Coalition vice presidents explain the FDAs shortcomings and why U.S. medicines are often in short supply in a new American Affairs Journal article.
Last year, the U.S. imported more goods from Mexico than it did from China. It was a first. Although the trade deficit with China is still the biggest out of every country, and more than the trade deficit with Mexico and Canada combined, Mexican imports totaled $475.6 billion in 2023 versus China’s $427.2 billion.
Modern-day smugglers are using the de minimis loophole to bring in illicit imports of fentanyl, pill presses, and all manner of contraband.
The U.S. manufacturing boom, which started slowly since the implementation of tariffs on steel, aluminum, some China imports, and sped along by new laws favoring domestic supply chains, has had a positive impact on lower income counties nationwide.
The decision, which will result in nearly 1,000 employee layoffs in April, is a direct result of the U.S. International Trade Commission’s (ITC) determination that illegally dumped and subsidized imports of tin mill products from China, Canada and Germany do not sufficiently harm the U.S. domestic steel industry.

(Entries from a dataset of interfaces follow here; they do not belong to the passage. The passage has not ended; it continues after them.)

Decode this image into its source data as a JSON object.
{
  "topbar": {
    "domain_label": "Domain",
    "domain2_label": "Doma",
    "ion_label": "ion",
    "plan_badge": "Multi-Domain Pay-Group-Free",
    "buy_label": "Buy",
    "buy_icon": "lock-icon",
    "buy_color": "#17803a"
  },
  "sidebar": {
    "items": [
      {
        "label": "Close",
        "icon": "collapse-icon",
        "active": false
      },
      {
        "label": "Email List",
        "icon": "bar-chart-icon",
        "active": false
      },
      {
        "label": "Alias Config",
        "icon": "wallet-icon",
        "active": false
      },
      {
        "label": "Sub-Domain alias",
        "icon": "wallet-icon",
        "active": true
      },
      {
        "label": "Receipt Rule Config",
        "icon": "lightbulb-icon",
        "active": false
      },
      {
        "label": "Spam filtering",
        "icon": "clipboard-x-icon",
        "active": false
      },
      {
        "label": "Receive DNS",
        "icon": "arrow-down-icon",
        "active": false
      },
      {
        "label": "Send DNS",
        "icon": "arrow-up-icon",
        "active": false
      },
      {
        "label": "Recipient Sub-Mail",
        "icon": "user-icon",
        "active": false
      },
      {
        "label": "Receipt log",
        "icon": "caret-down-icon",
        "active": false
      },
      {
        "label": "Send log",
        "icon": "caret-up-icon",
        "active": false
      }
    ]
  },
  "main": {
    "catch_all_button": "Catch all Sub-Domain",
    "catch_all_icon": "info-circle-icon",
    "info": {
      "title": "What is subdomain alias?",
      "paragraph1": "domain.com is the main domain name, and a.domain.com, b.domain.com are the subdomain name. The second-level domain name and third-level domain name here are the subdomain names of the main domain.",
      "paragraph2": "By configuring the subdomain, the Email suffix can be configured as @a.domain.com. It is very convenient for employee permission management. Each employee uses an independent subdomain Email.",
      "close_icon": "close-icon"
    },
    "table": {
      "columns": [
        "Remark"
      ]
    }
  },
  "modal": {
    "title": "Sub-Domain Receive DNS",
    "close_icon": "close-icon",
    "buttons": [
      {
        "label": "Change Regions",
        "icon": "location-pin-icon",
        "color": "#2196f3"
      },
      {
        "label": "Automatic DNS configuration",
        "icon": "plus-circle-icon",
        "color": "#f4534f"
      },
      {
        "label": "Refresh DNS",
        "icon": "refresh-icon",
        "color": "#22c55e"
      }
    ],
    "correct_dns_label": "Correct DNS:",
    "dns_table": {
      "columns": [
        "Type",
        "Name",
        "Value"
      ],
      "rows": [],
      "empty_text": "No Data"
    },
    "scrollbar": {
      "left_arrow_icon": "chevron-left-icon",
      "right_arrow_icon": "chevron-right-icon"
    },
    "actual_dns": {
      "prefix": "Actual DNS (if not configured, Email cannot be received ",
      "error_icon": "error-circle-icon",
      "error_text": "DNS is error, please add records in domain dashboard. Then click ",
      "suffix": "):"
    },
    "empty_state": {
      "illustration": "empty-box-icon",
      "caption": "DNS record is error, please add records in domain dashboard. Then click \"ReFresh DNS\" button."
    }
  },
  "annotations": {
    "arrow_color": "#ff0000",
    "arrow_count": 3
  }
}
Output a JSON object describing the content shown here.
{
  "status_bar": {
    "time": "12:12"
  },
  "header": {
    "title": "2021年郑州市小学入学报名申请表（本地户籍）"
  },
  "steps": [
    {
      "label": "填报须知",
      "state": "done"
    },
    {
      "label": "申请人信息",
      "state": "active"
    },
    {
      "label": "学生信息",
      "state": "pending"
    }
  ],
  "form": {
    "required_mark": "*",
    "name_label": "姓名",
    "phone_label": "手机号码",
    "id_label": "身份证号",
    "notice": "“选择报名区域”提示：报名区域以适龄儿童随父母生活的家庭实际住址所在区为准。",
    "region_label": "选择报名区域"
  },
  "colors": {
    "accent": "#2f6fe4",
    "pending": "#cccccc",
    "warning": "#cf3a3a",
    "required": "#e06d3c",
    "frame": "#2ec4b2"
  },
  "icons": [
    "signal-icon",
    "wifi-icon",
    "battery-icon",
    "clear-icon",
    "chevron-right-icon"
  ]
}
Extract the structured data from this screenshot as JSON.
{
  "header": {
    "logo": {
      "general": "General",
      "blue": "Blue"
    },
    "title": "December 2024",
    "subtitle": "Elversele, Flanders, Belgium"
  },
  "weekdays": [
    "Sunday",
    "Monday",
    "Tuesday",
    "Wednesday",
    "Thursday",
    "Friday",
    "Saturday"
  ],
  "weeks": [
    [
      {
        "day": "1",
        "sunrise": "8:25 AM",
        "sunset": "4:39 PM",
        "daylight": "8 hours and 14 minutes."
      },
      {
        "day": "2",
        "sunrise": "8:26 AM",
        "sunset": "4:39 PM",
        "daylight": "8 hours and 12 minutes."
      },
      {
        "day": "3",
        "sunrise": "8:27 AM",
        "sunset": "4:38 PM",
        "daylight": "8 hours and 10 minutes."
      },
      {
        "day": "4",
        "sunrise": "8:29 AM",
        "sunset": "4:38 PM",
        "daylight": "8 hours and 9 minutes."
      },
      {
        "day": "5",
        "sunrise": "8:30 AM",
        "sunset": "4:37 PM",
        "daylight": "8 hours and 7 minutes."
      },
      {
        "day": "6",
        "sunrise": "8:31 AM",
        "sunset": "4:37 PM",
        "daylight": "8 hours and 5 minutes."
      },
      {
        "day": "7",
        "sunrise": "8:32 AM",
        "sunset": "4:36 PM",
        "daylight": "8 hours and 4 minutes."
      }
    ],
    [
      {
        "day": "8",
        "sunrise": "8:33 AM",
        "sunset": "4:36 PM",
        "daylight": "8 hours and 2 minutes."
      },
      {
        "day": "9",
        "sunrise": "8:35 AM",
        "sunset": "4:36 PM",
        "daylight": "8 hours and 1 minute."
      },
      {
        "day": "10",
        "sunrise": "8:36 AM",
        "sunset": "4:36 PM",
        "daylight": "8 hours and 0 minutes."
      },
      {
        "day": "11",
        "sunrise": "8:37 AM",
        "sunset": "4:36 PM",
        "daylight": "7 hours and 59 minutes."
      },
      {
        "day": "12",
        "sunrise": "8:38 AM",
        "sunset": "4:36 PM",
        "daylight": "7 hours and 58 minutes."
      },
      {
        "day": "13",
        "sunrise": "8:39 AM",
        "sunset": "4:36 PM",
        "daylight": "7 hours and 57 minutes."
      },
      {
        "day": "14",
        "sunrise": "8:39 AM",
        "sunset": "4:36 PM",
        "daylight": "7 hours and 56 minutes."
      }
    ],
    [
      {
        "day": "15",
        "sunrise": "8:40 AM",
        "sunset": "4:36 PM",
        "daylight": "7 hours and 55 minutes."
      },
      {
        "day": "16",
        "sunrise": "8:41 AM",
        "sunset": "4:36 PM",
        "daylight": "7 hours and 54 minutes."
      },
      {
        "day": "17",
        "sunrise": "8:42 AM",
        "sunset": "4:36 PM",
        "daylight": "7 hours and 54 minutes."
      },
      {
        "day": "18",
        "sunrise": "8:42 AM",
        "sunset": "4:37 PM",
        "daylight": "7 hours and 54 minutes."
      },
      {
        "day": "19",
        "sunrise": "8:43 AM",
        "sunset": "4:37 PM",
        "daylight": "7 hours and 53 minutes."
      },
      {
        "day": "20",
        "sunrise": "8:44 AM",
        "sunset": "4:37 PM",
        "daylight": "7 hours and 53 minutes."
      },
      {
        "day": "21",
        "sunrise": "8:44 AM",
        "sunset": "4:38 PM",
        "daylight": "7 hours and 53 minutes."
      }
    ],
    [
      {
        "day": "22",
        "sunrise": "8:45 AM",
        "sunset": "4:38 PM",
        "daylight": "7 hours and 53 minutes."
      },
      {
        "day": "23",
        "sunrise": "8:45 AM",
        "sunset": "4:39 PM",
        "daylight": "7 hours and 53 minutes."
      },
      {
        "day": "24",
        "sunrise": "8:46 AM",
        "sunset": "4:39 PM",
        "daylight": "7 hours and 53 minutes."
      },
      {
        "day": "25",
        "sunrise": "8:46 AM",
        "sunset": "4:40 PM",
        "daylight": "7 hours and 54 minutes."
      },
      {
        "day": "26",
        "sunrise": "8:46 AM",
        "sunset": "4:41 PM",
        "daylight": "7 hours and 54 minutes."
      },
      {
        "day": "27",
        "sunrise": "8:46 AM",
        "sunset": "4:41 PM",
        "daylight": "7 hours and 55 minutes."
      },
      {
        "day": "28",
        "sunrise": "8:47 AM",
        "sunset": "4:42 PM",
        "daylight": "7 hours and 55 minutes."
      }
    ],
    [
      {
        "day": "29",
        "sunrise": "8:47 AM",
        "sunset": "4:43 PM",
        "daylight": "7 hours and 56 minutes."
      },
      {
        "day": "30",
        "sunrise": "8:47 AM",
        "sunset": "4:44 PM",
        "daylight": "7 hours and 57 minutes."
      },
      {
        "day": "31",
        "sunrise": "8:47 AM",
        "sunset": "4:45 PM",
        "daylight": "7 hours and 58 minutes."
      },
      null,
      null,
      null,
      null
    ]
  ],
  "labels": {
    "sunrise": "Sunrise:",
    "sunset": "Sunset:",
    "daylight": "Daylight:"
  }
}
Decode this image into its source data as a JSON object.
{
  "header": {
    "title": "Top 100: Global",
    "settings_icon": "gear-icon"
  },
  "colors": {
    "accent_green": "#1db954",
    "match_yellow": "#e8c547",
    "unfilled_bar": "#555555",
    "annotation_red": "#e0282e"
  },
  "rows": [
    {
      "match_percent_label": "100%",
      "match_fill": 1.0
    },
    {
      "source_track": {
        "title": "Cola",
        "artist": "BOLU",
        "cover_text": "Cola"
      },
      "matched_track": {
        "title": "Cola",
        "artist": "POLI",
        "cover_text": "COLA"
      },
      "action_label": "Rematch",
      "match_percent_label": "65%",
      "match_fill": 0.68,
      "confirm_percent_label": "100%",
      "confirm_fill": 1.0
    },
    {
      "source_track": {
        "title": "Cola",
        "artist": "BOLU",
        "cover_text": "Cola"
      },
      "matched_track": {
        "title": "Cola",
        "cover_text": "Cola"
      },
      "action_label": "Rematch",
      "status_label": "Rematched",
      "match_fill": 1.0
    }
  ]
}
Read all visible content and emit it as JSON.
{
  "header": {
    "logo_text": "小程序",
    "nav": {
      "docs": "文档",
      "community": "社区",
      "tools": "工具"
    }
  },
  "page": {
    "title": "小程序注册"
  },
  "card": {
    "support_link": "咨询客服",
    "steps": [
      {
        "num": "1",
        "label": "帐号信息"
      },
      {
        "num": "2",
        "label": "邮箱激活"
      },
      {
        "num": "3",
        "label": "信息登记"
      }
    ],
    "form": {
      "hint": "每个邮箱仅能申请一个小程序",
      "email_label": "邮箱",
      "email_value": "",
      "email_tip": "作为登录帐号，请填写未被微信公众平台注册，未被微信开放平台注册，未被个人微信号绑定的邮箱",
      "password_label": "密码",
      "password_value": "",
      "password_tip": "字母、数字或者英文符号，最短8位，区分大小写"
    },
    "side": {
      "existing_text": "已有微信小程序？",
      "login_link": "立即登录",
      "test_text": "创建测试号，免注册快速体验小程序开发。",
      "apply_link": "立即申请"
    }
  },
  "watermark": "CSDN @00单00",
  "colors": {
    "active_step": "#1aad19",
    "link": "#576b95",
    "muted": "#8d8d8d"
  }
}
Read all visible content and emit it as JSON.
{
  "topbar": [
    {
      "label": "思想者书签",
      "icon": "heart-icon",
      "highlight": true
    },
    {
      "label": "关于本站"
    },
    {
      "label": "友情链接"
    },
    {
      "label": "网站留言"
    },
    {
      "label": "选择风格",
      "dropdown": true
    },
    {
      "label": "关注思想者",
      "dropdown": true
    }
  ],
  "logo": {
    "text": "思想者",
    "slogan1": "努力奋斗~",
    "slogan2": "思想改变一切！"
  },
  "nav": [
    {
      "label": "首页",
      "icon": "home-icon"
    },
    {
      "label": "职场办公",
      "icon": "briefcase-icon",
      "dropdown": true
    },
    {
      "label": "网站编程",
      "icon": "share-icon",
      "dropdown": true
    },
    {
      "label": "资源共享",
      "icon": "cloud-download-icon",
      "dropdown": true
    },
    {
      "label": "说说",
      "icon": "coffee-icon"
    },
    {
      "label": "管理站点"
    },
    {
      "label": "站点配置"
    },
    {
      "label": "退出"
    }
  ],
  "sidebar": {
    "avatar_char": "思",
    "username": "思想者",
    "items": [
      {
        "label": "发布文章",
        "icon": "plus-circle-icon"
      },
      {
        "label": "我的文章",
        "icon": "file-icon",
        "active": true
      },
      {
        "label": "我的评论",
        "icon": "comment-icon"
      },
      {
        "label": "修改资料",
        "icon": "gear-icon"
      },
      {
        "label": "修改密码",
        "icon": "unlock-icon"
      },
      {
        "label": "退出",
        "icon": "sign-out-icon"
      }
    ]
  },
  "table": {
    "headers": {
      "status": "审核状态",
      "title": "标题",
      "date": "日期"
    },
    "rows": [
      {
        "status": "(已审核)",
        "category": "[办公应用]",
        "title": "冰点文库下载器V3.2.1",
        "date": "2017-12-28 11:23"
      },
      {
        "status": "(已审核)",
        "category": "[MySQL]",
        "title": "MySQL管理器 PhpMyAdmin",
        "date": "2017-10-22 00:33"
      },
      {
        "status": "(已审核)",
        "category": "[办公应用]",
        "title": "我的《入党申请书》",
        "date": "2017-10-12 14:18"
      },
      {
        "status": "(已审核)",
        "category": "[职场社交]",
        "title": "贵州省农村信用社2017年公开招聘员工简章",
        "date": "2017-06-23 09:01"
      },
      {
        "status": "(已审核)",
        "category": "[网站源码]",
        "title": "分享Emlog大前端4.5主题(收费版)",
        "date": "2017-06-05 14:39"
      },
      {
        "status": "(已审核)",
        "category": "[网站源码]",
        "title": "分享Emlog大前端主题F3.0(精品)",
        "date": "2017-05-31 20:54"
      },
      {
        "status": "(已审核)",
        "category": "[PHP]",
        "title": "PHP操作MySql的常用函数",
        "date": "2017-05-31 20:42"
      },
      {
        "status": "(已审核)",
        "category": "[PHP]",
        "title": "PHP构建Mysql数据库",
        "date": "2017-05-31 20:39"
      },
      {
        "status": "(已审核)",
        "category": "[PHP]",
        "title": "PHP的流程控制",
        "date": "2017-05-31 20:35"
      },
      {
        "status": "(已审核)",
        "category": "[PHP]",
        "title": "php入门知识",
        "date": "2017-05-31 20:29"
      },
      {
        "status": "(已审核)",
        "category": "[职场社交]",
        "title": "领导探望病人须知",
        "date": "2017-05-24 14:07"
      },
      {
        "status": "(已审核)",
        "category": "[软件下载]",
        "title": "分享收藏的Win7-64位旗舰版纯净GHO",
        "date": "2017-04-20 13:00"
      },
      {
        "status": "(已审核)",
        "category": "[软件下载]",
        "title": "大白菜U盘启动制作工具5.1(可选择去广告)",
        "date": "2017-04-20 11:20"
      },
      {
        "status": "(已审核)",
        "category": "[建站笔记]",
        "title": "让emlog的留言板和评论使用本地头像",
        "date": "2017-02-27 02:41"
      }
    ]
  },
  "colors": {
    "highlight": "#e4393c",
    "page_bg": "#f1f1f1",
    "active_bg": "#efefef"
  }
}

An alarming new report from Horizon Advisory details China’s distortion of the global solar industry and how that threatens the national and economic security of the United States as it “risks making the United States dependent, and dependent on an adversary, for a strategic, future energy source.”
As imports from China rise, the native auto industry will whither at a time when a new auto industry is being born. Call it an opportunity lost.
Section 201 solar safeguard tariffs were supposed to ruin the solar business and completely stall deployment of solar on rooftops and vacant fields controlled by electric utility companies. But according to a U.S. government report, they did nothing of the sort.
Rep. Frank Lucas (R-OK-3) sat down with the Hudson Institute on Monday for a one hour event on how to counter China economically and the biggest takeaway was the obvious: it won’t be easy, and everyone has a different opinion on it.